The statement of the Nobel Committee read, “Autophagy can rapidly provide fuel for energy and building blocks for renewal of cellular components, and is therefore essential for the cellular response to starvation and other types of stress. After infection, autophagy can eliminate invading intracellular bacteria and viruses.”

Dr. Oshumi completed his Ph.D. from the University of Tokyo in 1974. Though he started out in chemistry, he later switched to molecular biology. He switched to studying the duplication of DNA in yeast. That work led him to a junior professor position at the University of Tokyo where he picked up a microscope and started peering at sacks in yeast where cell components are degraded — work that eventually brought him, at age 43, to the discoveries that the Nobel Assembly recognized on Monday.


Contributors

Edited by :

Share your thoughts..

Related Stories

Nobel Peace Prize

2018 Nobel Peace Prize Honours Victims’ Struggle Against Sexual Violence

Samay Godika

Bengaluru: Class XI Boy Wins International Science Prize, Gets Awarded 2.9 Cr Worth Cash Prize

Seoul Peace Prize

PM Modi Awarded Seoul Peace Prize 2018 For ‘Modinomics’ & Furthering Democracy In India

SC Awarded 50 Lakhs As Compensation To Former ISRO Scientist Nambi Narayanan For False Charges Against Him

Meet Smt Lekshmikutty Who Was Awarded Padma Shri For Her Knowledge And Service In Traditional Medicine

Indian astronomer Shrinivas Kulkarni

Indian Scientist Wins Prestigious Dan David Prize For His Contributions To Astronomy

Latest on The Logical Indian

Exclusive

First Of Its Kind: After Unique Surgery, Uterine Cancer Survivor Becomes Mother

Exclusive

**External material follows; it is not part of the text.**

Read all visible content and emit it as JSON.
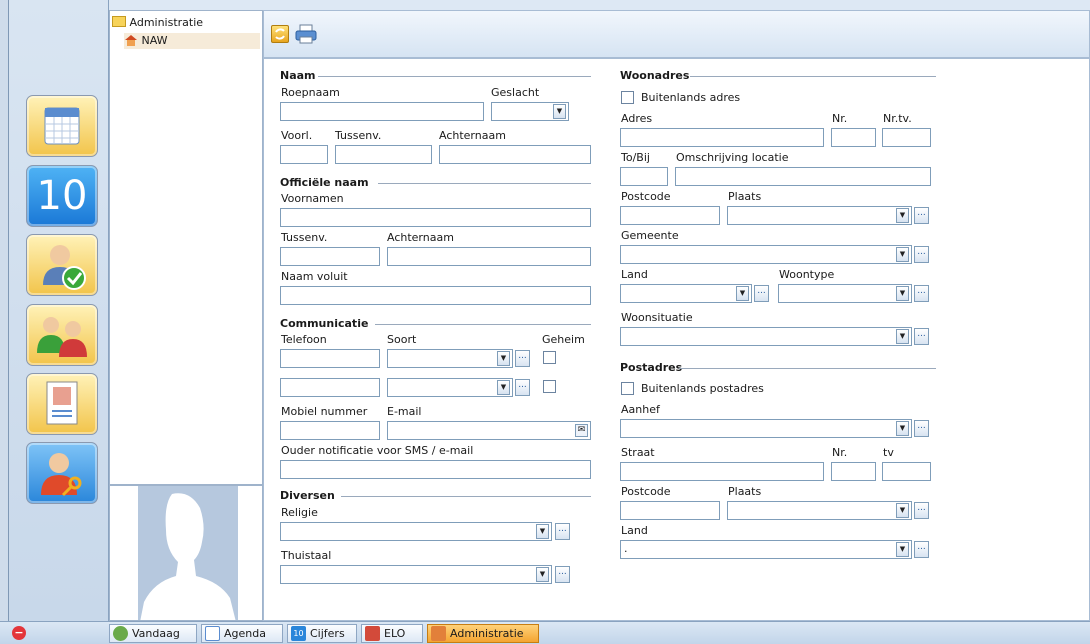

‘For Caste To Be Banished, Intercaste Marriage Is The Way’: Policeman & Advocates Open Shelter Home For Intercaste Couples

News

Himachal Pradesh: Over 250 Army Personnel Launch Search Mission To Rescue 5 Jawans Stuck In Avalanche

News

Andhra Police Allegedly Beat Farmer To Death For Refusing To Give Land For Chandrababu Naidu’s Event

News

SC Orders Forced Eviction Of Over 10 Lakh Tribal & Forest Dwellers

News

Bogus Candidates Including Sunny Leone’s Name Appear On Junior Engineer Merit List; Dept To Take Action

x

Stories that deserve attention, delivered to your inbox!

Handpicked, newsworthy stories which deserve the attention of a rational generation.